Taverns of the American Revolution

Taverns of the American Revolution - Adrian Covert

Expected publication: June 28, 2016

 

This was interesting. I never thought about how much alcohol could sway the voting public until reading this. It was common, and probably still is, for candidates to basically bribe voters into casting their vote in their favor by providing alcohol in exchange.

 

I did have formatting problems with my advanced readers copy. I pulled up this listing for this on Amazon and am happy to repro that they do not seem to be present in the finished version of this.
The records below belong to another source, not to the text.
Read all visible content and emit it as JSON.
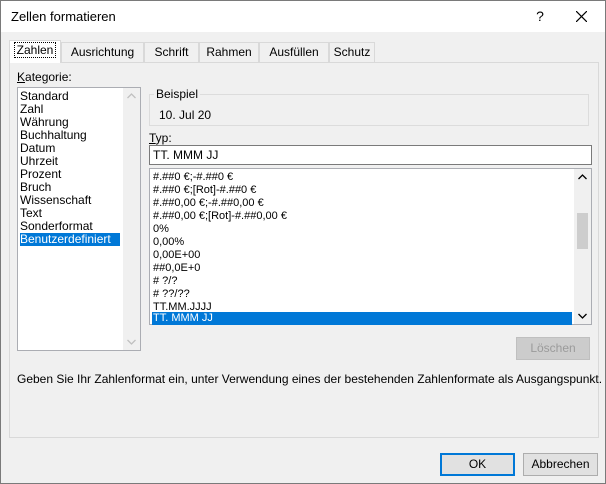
{
  "window": {
    "title": "Zellen formatieren",
    "help_label": "?"
  },
  "tabs": [
    {
      "label": "Zahlen",
      "active": true
    },
    {
      "label": "Ausrichtung",
      "active": false
    },
    {
      "label": "Schrift",
      "active": false
    },
    {
      "label": "Rahmen",
      "active": false
    },
    {
      "label": "Ausfüllen",
      "active": false
    },
    {
      "label": "Schutz",
      "active": false
    }
  ],
  "category": {
    "label_first": "K",
    "label_rest": "ategorie:",
    "items": [
      "Standard",
      "Zahl",
      "Währung",
      "Buchhaltung",
      "Datum",
      "Uhrzeit",
      "Prozent",
      "Bruch",
      "Wissenschaft",
      "Text",
      "Sonderformat",
      "Benutzerdefiniert"
    ],
    "selected": "Benutzerdefiniert"
  },
  "sample": {
    "caption": "Beispiel",
    "value": "10. Jul 20"
  },
  "type": {
    "label_first": "T",
    "label_rest": "yp:",
    "value": "TT. MMM JJ",
    "formats": [
      "#.##0 €;-#.##0 €",
      "#.##0 €;[Rot]-#.##0 €",
      "#.##0,00 €;-#.##0,00 €",
      "#.##0,00 €;[Rot]-#.##0,00 €",
      "0%",
      "0,00%",
      "0,00E+00",
      "##0,0E+0",
      "# ?/?",
      "# ??/??",
      "TT.MM.JJJJ",
      "TT. MMM JJ"
    ],
    "selected": "TT. MMM JJ"
  },
  "buttons": {
    "delete": "Löschen",
    "ok": "OK",
    "cancel": "Abbrechen"
  },
  "description": "Geben Sie Ihr Zahlenformat ein, unter Verwendung eines der bestehenden Zahlenformate als Ausgangspunkt.",
  "colors": {
    "selection": "#0078d7",
    "dialog_bg": "#f0f0f0"
  }
}
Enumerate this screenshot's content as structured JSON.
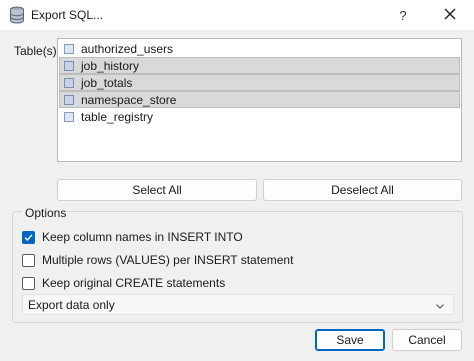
{
  "window": {
    "title": "Export SQL...",
    "help_label": "?",
    "icons": {
      "app": "database-icon",
      "close": "close-icon"
    }
  },
  "tables": {
    "label": "Table(s)",
    "items": [
      {
        "name": "authorized_users",
        "selected": false
      },
      {
        "name": "job_history",
        "selected": true
      },
      {
        "name": "job_totals",
        "selected": true
      },
      {
        "name": "namespace_store",
        "selected": true
      },
      {
        "name": "table_registry",
        "selected": false
      }
    ],
    "select_all_label": "Select All",
    "deselect_all_label": "Deselect All"
  },
  "options": {
    "label": "Options",
    "keep_column_names": {
      "label": "Keep column names in INSERT INTO",
      "checked": true
    },
    "multiple_rows": {
      "label": "Multiple rows (VALUES) per INSERT statement",
      "checked": false
    },
    "keep_create": {
      "label": "Keep original CREATE statements",
      "checked": false
    },
    "export_mode": {
      "selected": "Export data only"
    }
  },
  "footer": {
    "save_label": "Save",
    "cancel_label": "Cancel"
  },
  "colors": {
    "accent": "#0067c0",
    "close_x": "#c42b1c"
  }
}
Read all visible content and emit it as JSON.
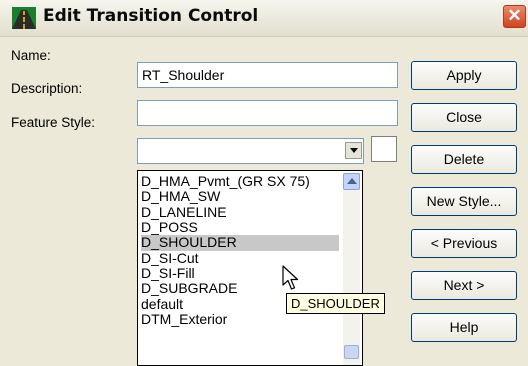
{
  "window": {
    "title": "Edit Transition Control",
    "close_glyph": "✕"
  },
  "form": {
    "name_label": "Name:",
    "name_value": "RT_Shoulder",
    "description_label": "Description:",
    "description_value": "",
    "feature_style_label": "Feature Style:",
    "feature_style_value": ""
  },
  "buttons": {
    "apply": "Apply",
    "close": "Close",
    "delete": "Delete",
    "new_style": "New Style...",
    "previous": "< Previous",
    "next": "Next >",
    "help": "Help"
  },
  "dropdown": {
    "items": [
      "D_HMA_Pvmt_(GR SX 75)",
      "D_HMA_SW",
      "D_LANELINE",
      "D_POSS",
      "D_SHOULDER",
      "D_SI-Cut",
      "D_SI-Fill",
      "D_SUBGRADE",
      "default",
      "DTM_Exterior"
    ],
    "highlighted_index": 4
  },
  "tooltip": {
    "text": "D_SHOULDER"
  },
  "icons": {
    "app": "road-icon",
    "close": "close-icon",
    "combo": "chevron-down-icon",
    "scroll_up": "scroll-up-icon",
    "cursor": "mouse-pointer-icon"
  },
  "colors": {
    "title_close": "#cf4420",
    "highlight": "#c8c8c8",
    "tooltip_bg": "#ffffe1",
    "dialog_bg": "#ece9d8"
  }
}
The version I read would have gotten a zero, but based on what I saw, and add to it the text, this is a nice book.

 

History lovers with a passion for the revolution will surly enjoy this book. 

 

Example of Contents:

 

GEORGE WASHINGTON MAY HAVE LOVED BEER , but as a young colonel in the Virginia Regiment, the American Cincinnatus could be a buzzkill. Washington complained that the local taverns were “a great nuisance to the soldiers” under his command, who were “incessantly drunk, and unfit for service.” Sobriety may have made for good soldiery, but it made for ruinous politics. In 1755, the twenty-three-year-old Washington was handily defeated in his first campaign by an opponent who show ered voters with drinks, a tactic known as “swilling the planters with bumbo.” Washington learned his lesson, and in 1758 he pummeled voters with 144 gallons of rum, punch, hard cider, and beer for their thoughtful consideration of his (successful) candidacy.

 

 

I recieved a copy of this from Edelweiss.